The Scandal of the Evangelical Mind

By Mark A. Noll | Go to book overview

CHAPTER 4
The Evangelical Enlightenment

Jonathan Edwards was an “enlightened” evangelical, but he was not, in the terms of the eighteenth century, an “evangelical of the Enlightenment.” In the generations following Edwards, however, most evangelicals who took an interest in science, philosophy, history, politics, and the arts adopted procedures of the Enlightenment by which to express their thought in these areas. They also used the same Enlightenment categories to express their theology. This evangelical embrace of the Enlightenment at the turn of the eighteenth century still remains extraordinarily important nearly two centuries later because habits of mind that the evangelical Enlightenment encouraged have continued to influence contemporary evangelical life. Of those habits, the most important were a particular kind of commitment to objective truth and a particular “scientific” approach to the Bible.

The way in which evangelicals became wedded to a particular form of the Enlightenment had very much to do with the wider social history of evangelicalism, which was sketched in the last chapter. That history helps explain how evangelicalism, a religion of marginal influence during the American Revolution, emerged as the nation’s dominant faith by the early decades of the nineteenth century; how evangelicals put to use the forms of the Enlightenment to express their faith; and how intellectual crises in the period from the Civil War to World War I, especially the controversial issue of biblical criticism, were addressed along lines dictated by the earlier commitment to the Enlight-

-83-

Notes for this page

Add a new note
If you are trying to select text to create highlights or citations, remember that you must now click or tap on the first word, and then click or tap on the last word.
One moment ...
Default project is now your active project.
Project items
Notes
Cite this page

Cited page

Style
Citations are available only to our active members.
Buy instant access to cite pages or passages in MLA 8, MLA 7, APA and Chicago citation styles.

(Einhorn, 1992, p. 25)

(Einhorn 25)

(Einhorn 25)

1. Lois J. Einhorn, Abraham Lincoln, the Orator: Penetrating the Lincoln Legend (Westport, CT: Greenwood Press, 1992), 25, http://www.questia.com/read/27419298.

Note: primary sources have slightly different requirements for citation. Please see these guidelines for more information.

Cited page

Bookmark this page
The Scandal of the Evangelical Mind
Table of contents

Table of contents

Settings

Settings

Typeface
Text size Smaller Larger Reset View mode
Search within

Search within this book

Look up

Look up a word
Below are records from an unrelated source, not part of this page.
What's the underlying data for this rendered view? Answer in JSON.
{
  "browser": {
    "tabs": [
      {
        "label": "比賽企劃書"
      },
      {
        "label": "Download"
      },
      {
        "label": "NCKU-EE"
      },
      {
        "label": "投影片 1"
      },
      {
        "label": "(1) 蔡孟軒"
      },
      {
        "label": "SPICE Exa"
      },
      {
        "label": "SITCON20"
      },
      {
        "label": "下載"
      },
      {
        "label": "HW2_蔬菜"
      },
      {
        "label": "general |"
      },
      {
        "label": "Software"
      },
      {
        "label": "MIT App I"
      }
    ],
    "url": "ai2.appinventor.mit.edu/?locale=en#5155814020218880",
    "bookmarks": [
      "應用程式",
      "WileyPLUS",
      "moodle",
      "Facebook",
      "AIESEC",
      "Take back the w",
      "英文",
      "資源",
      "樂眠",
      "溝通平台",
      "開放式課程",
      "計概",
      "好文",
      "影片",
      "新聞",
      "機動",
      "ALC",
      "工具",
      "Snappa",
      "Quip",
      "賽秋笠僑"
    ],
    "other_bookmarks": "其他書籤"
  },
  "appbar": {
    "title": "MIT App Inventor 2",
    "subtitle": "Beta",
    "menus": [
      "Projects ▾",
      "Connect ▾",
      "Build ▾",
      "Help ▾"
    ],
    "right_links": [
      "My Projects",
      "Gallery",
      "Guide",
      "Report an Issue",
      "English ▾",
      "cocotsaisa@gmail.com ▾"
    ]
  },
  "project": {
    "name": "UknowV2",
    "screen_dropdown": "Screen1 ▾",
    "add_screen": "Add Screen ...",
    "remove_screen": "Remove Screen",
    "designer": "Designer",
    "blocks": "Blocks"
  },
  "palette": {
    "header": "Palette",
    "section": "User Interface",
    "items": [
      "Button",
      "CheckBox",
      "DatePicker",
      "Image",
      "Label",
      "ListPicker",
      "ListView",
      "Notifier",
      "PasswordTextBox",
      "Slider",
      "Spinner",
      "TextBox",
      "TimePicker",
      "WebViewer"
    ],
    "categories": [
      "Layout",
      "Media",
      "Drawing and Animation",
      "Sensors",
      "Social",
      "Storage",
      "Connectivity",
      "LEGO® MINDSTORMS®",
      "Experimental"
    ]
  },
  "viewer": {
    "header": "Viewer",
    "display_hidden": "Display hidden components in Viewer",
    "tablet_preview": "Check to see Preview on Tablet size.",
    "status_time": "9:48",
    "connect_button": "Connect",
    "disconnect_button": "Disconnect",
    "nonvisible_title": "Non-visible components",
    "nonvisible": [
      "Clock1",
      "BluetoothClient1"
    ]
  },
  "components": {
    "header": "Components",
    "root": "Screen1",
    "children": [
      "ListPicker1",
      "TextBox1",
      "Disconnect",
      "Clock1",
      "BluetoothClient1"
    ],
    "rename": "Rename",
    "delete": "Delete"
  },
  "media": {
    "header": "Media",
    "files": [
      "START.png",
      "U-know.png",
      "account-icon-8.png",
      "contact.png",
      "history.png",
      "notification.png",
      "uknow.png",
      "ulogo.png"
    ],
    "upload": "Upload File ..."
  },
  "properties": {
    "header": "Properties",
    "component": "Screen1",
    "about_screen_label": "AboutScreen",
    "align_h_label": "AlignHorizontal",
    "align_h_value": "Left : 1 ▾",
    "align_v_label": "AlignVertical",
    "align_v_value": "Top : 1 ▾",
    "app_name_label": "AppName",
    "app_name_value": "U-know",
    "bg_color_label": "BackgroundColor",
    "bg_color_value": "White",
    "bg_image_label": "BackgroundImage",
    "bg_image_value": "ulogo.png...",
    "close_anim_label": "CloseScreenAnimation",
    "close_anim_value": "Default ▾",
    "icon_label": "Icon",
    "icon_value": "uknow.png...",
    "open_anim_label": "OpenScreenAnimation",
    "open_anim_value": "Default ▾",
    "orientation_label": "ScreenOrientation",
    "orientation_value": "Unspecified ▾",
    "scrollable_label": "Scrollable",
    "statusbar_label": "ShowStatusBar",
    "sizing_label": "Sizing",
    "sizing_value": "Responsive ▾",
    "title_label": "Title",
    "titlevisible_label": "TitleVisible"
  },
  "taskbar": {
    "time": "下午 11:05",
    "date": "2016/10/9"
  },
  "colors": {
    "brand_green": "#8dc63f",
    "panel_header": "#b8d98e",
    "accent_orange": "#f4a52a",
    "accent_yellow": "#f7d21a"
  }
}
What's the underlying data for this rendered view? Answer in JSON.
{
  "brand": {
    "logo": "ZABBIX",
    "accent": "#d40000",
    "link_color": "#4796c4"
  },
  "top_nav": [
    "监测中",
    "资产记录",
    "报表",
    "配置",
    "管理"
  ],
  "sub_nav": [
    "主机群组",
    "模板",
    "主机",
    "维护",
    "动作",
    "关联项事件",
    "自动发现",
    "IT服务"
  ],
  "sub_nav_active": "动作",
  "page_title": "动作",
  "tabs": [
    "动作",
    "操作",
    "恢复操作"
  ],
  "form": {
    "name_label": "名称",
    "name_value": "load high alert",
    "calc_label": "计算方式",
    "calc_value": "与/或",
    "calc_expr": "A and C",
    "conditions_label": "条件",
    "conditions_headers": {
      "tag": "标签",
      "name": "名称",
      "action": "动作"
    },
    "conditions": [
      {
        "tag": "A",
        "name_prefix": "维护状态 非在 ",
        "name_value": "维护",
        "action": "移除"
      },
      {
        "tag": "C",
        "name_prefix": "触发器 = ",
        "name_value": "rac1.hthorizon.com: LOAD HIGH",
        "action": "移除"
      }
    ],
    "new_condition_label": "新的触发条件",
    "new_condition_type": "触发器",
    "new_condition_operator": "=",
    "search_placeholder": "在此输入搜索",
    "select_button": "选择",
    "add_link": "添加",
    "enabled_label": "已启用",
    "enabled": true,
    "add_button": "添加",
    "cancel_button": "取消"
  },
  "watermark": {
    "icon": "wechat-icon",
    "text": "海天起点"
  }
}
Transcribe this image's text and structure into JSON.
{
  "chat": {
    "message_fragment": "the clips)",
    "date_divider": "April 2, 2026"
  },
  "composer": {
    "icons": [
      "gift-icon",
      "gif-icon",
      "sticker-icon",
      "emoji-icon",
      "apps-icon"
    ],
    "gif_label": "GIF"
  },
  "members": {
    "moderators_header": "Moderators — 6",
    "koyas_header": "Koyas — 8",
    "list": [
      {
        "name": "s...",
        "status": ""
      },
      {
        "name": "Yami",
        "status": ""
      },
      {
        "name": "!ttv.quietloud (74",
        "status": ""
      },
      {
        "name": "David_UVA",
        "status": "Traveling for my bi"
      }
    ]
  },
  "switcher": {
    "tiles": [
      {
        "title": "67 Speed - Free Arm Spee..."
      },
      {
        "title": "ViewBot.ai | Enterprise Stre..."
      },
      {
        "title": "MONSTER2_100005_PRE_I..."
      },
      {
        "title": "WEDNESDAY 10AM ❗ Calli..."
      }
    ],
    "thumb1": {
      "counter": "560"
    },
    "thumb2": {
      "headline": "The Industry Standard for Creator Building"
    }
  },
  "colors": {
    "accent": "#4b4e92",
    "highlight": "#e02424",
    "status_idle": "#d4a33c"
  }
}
  • Dictionary
  • Thesaurus
Please submit a word or phrase above.
Print this page

Print this page

Why can't I print more than one page at a time?

Help
Full screen
Items saved from this book
  • Bookmarks
  • Highlights & Notes
  • Citations
/ 274

matching results for page

    Questia reader help

    How to highlight and cite specific passages

    1. Click or tap the first word you want to select.
    2. Click or tap the last word you want to select, and you’ll see everything in between get selected.
    3. You’ll then get a menu of options like creating a highlight or a citation from that passage of text.

    OK, got it!

    Cited passage

    Style
    Citations are available only to our active members.
    Buy instant access to cite pages or passages in MLA 8, MLA 7, APA and Chicago citation styles.

    "Portraying himself as an honest, ordinary person helped Lincoln identify with his audiences." (Einhorn, 1992, p. 25).

    "Portraying himself as an honest, ordinary person helped Lincoln identify with his audiences." (Einhorn 25)

    "Portraying himself as an honest, ordinary person helped Lincoln identify with his audiences." (Einhorn 25)

    "Portraying himself as an honest, ordinary person helped Lincoln identify with his audiences."1

    1. Lois J. Einhorn, Abraham Lincoln, the Orator: Penetrating the Lincoln Legend (Westport, CT: Greenwood Press, 1992), 25, http://www.questia.com/read/27419298.

    Cited passage

    Thanks for trying Questia!

    Please continue trying out our research tools, but please note, full functionality is available only to our active members.

    Your work will be lost once you leave this Web page.

    Buy instant access to save your work.

    Already a member? Log in now.

    Search by... Author
    Show... All Results Primary Sources Peer-reviewed

    Oops!

    An unknown error has occurred. Please click the button below to reload the page. If the problem persists, please try again in a little while.